Disease self-management programs in the U.S. have the potential to lead to improvements in behavior and outcomes. These programs can reach a vast array of patients, many of whom may not be able to access traditional services. However, implementation of these programs has been a challenge.
Modest increases have been seen in diabetes self-management for intermediate outcomes, such as lowered hemoglobin A1C values and changes in self-monitored behavior. This study measures the effects of self-management programs in disadvantaged populations.
This randomized, controlled trial enrolled poor, uninsured and minority patients with poorly controlled diabetes into a program consisting of behavior support in a 24-minute video and five phone calls with a trained diabetes nurse. Control patients received diabetes management information in a pamphlet, without the additional support activities.

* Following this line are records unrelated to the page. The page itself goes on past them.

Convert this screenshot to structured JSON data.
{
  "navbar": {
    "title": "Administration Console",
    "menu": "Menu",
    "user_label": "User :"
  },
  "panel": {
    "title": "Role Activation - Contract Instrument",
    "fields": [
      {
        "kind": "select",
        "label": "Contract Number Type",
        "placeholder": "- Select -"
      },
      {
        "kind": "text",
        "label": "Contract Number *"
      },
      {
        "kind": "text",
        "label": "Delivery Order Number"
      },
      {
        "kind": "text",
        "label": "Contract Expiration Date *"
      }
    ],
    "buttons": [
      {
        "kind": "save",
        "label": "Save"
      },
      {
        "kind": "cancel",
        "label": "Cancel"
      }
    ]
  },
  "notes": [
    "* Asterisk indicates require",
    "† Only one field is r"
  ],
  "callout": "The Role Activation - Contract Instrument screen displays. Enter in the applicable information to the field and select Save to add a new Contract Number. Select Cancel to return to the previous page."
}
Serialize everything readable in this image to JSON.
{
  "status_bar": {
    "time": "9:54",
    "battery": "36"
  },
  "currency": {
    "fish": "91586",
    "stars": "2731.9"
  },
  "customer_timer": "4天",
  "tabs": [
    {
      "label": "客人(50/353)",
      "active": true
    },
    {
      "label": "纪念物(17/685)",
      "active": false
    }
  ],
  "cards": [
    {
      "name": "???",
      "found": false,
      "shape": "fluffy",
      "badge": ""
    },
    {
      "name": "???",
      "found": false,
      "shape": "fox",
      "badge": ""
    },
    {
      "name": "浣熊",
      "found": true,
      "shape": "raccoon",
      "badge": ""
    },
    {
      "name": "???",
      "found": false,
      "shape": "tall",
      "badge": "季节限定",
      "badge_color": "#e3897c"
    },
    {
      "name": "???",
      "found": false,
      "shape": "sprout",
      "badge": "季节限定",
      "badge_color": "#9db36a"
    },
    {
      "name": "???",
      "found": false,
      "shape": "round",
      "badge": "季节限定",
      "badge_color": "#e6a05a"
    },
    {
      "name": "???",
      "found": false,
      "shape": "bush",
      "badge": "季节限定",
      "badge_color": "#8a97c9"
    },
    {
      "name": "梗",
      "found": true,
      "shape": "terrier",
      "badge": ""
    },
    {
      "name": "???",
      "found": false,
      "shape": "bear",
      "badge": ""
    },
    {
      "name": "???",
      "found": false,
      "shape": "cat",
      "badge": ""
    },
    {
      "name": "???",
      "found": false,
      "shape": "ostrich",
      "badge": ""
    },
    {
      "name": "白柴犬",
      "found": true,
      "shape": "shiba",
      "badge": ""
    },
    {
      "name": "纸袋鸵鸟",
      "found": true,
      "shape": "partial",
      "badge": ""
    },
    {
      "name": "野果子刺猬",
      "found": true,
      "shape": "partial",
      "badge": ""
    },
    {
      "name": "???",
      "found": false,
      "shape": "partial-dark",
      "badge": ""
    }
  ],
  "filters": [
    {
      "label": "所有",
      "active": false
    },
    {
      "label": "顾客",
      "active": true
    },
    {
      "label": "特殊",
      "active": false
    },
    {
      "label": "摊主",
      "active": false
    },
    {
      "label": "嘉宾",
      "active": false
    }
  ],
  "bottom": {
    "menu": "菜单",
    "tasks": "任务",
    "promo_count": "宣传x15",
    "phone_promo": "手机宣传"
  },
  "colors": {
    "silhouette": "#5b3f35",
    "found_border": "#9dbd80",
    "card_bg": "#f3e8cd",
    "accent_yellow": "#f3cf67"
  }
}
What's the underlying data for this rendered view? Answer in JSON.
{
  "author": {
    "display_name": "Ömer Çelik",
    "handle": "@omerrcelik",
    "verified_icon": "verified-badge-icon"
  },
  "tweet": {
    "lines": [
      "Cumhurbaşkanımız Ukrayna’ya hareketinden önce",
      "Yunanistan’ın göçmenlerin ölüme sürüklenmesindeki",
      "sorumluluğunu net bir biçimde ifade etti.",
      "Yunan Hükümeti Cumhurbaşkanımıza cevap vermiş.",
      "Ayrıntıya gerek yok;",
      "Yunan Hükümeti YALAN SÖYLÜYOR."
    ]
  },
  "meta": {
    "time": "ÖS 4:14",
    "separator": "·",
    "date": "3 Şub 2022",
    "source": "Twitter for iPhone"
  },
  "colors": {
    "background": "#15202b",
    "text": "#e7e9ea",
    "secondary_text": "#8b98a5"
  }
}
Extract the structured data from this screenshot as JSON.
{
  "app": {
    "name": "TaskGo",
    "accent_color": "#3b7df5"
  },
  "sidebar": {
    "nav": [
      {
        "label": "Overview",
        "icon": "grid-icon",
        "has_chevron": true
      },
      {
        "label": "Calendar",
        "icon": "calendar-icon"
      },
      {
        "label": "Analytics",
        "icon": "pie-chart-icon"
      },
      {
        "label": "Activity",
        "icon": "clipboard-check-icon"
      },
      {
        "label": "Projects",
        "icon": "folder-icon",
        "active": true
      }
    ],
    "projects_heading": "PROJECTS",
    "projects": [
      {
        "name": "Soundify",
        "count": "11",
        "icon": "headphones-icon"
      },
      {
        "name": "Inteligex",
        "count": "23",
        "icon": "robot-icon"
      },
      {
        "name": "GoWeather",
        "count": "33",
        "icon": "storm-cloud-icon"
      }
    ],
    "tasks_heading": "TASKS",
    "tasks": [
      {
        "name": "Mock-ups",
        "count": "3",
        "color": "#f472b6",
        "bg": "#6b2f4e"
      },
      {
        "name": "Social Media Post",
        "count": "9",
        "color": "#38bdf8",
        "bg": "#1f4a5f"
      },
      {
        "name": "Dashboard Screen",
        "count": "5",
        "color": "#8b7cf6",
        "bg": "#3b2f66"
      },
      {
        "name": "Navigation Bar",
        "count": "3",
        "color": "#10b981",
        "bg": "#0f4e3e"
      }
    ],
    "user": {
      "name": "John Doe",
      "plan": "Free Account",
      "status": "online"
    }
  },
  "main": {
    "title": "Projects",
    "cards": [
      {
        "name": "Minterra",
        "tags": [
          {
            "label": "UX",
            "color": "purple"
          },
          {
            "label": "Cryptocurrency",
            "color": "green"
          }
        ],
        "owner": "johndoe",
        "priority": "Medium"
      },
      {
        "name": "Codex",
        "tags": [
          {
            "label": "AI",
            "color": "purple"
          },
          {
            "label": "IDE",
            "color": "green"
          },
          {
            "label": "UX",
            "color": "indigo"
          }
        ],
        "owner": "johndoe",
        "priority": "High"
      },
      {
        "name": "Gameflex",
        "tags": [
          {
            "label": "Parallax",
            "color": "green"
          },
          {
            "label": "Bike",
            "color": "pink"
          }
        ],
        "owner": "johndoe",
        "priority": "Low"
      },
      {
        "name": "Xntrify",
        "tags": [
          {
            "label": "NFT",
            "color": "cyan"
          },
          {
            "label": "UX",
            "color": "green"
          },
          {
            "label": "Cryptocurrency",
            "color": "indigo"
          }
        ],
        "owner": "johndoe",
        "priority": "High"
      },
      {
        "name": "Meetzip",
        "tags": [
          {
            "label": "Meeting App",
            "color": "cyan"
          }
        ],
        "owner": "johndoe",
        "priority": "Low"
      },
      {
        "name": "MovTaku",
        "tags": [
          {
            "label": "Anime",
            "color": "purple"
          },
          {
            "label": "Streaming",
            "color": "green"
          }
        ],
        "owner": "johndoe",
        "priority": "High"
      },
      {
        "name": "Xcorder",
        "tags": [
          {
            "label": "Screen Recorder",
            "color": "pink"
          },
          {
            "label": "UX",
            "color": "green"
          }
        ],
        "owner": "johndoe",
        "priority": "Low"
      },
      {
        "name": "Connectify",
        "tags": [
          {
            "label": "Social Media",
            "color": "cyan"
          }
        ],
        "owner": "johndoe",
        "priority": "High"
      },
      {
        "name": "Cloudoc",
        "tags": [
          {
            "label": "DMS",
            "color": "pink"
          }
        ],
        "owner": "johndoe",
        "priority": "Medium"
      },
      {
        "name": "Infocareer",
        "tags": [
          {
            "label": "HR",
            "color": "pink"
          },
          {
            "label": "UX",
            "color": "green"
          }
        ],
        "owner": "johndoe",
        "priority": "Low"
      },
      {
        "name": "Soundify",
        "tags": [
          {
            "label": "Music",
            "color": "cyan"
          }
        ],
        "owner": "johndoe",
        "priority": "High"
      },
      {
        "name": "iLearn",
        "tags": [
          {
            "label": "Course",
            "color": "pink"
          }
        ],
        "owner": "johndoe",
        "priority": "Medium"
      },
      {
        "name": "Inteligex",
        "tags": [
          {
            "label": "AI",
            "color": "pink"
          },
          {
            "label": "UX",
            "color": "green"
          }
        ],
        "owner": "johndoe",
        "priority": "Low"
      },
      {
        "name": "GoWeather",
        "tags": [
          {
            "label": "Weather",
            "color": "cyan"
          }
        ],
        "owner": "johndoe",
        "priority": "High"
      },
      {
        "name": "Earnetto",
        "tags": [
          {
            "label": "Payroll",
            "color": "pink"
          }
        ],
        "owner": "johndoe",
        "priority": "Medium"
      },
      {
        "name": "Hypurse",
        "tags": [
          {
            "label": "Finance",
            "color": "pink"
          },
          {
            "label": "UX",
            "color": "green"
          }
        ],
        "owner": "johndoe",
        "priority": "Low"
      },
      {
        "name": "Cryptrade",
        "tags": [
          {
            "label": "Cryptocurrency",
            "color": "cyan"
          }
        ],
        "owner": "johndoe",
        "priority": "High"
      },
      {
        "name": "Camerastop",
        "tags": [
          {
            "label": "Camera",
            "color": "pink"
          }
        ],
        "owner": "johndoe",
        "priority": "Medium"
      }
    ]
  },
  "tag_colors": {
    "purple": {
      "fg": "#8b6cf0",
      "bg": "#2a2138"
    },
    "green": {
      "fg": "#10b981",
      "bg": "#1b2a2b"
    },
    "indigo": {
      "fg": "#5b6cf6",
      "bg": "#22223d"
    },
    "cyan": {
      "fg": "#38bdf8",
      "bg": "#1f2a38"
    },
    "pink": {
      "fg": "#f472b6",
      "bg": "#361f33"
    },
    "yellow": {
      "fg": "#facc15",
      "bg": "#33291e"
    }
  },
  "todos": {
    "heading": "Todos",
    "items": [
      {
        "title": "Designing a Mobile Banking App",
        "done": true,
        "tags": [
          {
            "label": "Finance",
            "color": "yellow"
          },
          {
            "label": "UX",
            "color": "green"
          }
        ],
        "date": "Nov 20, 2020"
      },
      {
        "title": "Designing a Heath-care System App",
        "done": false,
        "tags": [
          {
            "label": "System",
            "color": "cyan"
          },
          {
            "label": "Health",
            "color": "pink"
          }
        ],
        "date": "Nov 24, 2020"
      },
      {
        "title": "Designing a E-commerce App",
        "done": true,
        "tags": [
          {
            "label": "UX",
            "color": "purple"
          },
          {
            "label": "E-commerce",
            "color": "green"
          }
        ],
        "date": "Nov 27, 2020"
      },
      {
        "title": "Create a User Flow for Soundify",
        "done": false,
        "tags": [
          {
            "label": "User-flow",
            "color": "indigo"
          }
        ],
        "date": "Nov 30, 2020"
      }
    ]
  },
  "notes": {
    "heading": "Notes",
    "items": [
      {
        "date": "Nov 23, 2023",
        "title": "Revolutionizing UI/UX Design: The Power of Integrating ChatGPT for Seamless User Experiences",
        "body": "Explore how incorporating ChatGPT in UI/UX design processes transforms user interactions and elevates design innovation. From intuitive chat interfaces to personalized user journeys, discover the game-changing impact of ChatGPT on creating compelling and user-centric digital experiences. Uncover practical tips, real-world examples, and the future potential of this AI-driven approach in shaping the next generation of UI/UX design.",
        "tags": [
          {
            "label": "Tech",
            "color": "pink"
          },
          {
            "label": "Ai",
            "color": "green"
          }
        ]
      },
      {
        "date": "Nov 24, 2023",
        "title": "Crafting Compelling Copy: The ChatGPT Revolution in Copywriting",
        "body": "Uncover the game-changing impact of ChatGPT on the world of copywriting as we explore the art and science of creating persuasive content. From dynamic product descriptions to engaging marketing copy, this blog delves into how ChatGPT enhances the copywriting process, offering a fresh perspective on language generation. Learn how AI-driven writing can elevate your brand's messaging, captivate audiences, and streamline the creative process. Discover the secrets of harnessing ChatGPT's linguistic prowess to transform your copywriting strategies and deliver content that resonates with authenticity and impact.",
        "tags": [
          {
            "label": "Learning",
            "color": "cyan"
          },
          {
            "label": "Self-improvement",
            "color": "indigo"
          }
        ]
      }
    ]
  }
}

Most participants in the experimental and control groups utilized the resources provided. There were significant decreases in hemoglobin A1C values in both groups; however, there was not a significant difference in outcomes between the experimental and control patients. This study shows the difficulty of diabetes self-management in disadvantaged populations. A more intensive intervention may be necessary to improve management of chronic disease.